--- The records ---
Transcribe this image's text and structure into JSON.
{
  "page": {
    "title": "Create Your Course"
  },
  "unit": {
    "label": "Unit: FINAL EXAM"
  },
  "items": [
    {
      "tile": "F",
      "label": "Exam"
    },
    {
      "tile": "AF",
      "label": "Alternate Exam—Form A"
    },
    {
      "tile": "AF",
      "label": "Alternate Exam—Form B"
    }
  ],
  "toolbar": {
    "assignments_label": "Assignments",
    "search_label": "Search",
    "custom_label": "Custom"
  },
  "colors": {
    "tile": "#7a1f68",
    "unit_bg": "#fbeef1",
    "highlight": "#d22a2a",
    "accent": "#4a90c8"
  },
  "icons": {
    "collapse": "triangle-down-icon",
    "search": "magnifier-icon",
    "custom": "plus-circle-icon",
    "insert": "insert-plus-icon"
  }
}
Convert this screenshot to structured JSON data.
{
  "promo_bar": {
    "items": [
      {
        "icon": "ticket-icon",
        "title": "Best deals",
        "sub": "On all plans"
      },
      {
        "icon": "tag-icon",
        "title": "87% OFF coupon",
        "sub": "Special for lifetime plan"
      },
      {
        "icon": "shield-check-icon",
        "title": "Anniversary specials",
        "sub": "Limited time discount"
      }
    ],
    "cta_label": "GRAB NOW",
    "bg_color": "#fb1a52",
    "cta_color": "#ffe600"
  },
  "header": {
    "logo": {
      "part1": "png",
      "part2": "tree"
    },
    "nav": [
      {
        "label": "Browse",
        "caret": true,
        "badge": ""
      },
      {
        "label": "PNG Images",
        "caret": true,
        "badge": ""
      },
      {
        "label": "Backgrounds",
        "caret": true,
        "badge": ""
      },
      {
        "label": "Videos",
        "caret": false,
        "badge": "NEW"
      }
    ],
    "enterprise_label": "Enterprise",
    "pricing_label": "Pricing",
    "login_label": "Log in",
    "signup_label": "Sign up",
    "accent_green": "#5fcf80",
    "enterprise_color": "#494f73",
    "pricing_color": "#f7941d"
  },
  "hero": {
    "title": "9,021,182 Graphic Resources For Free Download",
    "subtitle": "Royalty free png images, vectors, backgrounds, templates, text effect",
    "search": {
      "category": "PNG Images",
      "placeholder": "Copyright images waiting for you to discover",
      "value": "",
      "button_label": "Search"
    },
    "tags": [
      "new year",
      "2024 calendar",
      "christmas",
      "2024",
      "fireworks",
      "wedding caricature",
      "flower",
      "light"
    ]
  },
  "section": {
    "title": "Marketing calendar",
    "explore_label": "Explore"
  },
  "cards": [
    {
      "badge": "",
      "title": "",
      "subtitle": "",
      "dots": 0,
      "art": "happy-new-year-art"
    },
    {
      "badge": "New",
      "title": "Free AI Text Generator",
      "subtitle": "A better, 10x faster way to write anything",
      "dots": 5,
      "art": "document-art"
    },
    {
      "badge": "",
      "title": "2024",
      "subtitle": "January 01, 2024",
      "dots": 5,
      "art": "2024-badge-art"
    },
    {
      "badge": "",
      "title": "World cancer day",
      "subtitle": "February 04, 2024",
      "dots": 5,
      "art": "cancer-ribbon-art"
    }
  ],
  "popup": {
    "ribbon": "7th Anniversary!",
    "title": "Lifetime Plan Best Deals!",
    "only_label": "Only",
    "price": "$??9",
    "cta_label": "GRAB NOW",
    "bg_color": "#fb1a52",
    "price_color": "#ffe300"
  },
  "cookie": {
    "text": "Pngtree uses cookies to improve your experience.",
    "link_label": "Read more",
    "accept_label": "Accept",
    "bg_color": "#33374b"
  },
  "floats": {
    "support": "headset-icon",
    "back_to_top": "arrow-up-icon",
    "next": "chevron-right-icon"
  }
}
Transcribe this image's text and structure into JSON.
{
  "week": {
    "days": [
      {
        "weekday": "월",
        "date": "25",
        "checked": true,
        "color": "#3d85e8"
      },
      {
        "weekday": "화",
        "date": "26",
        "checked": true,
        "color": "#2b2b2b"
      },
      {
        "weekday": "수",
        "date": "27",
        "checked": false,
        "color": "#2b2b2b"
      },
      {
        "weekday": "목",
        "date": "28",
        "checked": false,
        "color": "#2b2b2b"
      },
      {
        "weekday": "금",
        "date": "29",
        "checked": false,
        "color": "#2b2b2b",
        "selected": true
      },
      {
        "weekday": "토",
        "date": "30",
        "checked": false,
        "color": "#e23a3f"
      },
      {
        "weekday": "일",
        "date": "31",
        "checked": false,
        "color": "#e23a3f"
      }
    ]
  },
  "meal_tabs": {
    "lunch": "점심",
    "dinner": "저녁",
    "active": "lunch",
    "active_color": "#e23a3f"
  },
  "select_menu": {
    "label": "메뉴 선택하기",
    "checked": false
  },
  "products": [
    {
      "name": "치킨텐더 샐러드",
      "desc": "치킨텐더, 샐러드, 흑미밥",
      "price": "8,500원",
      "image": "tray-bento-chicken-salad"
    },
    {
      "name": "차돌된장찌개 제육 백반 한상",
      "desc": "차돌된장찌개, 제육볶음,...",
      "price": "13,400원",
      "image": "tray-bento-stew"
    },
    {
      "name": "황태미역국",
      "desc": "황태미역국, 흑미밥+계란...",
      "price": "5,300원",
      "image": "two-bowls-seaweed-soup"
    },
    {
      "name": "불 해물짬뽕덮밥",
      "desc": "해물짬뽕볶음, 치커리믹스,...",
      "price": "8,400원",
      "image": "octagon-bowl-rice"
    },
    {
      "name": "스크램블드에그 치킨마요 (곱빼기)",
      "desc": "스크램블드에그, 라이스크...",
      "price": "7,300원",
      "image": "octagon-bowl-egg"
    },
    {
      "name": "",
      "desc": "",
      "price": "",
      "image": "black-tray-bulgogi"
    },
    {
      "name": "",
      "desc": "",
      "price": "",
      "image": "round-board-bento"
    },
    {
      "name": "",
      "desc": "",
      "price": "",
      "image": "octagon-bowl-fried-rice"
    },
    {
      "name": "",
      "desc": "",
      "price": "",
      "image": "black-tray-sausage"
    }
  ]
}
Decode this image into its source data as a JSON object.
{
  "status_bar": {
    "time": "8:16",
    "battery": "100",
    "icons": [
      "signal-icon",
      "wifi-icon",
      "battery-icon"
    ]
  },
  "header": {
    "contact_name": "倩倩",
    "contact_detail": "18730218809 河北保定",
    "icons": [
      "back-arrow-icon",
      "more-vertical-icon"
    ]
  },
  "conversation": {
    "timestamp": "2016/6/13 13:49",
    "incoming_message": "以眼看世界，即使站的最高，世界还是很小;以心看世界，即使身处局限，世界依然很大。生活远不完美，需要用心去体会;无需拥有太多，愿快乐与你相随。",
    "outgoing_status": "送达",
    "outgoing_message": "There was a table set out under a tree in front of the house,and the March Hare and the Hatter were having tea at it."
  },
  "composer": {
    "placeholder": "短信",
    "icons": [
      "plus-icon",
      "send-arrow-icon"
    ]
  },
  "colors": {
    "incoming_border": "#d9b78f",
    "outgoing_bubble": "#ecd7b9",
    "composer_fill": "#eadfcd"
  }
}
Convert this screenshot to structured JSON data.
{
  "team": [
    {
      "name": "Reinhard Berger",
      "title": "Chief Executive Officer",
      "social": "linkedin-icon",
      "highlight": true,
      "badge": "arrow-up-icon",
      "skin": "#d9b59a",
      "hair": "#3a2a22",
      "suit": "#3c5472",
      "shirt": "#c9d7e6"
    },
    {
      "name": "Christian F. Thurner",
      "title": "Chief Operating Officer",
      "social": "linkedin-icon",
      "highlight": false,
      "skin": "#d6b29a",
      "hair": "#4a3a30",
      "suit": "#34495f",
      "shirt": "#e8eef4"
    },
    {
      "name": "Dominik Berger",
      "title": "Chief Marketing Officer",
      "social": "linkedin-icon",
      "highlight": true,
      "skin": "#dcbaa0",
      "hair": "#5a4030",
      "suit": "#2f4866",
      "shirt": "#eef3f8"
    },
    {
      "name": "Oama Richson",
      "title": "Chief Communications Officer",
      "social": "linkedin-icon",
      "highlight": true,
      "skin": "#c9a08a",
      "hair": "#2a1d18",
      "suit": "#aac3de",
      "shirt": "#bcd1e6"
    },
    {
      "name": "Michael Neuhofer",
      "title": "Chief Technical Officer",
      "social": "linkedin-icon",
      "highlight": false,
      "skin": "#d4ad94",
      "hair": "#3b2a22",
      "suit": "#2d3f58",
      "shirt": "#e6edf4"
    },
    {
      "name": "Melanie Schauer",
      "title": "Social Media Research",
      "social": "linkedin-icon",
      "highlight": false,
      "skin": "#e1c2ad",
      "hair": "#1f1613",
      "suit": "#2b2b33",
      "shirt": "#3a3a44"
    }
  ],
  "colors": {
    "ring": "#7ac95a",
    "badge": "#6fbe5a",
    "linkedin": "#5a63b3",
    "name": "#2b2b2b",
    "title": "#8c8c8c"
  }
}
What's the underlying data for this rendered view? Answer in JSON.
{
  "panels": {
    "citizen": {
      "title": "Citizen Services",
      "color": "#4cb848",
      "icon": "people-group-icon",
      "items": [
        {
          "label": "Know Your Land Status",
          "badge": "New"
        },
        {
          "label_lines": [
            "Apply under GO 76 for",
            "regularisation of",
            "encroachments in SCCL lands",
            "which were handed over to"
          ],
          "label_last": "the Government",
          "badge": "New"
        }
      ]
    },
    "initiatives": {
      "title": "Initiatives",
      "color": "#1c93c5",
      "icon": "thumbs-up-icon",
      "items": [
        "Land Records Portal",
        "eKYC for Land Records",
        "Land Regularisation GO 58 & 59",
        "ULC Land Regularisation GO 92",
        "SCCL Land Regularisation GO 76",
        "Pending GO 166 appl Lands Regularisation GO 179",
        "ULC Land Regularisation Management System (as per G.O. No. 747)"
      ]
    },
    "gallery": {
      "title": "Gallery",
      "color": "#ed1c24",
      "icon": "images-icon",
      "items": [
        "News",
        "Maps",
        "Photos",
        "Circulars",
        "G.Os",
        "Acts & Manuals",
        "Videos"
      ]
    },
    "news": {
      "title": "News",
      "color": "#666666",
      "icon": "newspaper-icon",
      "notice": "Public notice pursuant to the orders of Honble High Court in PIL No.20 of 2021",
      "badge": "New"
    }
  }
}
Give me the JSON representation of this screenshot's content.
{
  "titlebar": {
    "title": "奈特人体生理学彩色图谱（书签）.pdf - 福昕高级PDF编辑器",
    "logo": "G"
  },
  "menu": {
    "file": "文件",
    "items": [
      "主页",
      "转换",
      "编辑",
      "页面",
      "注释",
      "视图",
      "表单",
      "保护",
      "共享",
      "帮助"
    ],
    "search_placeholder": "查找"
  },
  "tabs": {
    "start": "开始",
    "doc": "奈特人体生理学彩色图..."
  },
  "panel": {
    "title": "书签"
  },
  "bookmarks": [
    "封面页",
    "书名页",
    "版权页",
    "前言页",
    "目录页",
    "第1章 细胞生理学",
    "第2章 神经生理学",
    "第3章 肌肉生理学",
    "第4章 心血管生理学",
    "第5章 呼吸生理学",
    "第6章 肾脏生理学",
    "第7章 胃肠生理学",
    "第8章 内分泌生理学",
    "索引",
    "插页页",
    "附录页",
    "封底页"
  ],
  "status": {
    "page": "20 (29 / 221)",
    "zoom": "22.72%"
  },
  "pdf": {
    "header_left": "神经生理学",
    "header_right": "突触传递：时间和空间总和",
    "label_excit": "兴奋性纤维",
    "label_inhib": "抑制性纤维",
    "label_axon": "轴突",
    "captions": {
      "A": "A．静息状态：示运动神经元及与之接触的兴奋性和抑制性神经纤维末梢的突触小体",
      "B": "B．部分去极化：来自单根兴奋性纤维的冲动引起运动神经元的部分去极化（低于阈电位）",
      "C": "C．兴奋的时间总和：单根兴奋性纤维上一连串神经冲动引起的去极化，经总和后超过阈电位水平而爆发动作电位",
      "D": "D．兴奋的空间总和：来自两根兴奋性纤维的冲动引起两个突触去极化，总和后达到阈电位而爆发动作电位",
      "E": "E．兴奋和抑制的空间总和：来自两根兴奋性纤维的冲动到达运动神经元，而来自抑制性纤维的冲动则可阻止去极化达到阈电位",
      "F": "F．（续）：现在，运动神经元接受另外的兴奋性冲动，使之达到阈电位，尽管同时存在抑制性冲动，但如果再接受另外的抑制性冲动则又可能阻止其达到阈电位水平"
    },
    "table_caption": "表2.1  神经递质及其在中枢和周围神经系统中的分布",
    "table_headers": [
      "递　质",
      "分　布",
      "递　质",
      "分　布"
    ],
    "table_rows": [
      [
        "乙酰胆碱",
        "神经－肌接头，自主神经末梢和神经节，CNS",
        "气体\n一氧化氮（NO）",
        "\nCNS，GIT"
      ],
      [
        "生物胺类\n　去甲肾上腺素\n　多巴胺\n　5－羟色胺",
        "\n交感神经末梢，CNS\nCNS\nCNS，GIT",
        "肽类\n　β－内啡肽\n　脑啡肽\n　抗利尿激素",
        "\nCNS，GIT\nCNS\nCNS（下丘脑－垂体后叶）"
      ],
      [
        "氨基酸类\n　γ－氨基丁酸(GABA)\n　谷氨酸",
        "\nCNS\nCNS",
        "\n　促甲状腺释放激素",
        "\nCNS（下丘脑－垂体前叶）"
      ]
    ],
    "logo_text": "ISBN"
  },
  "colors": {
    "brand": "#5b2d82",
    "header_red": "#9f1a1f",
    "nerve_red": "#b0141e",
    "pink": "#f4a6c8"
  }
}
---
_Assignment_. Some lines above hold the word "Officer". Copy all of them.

_Answer space_.
      "title": "Chief Executive Officer",
      "title": "Chief Operating Officer",
      "title": "Chief Marketing Officer",
      "title": "Chief Communications Officer",
      "title": "Chief Technical Officer",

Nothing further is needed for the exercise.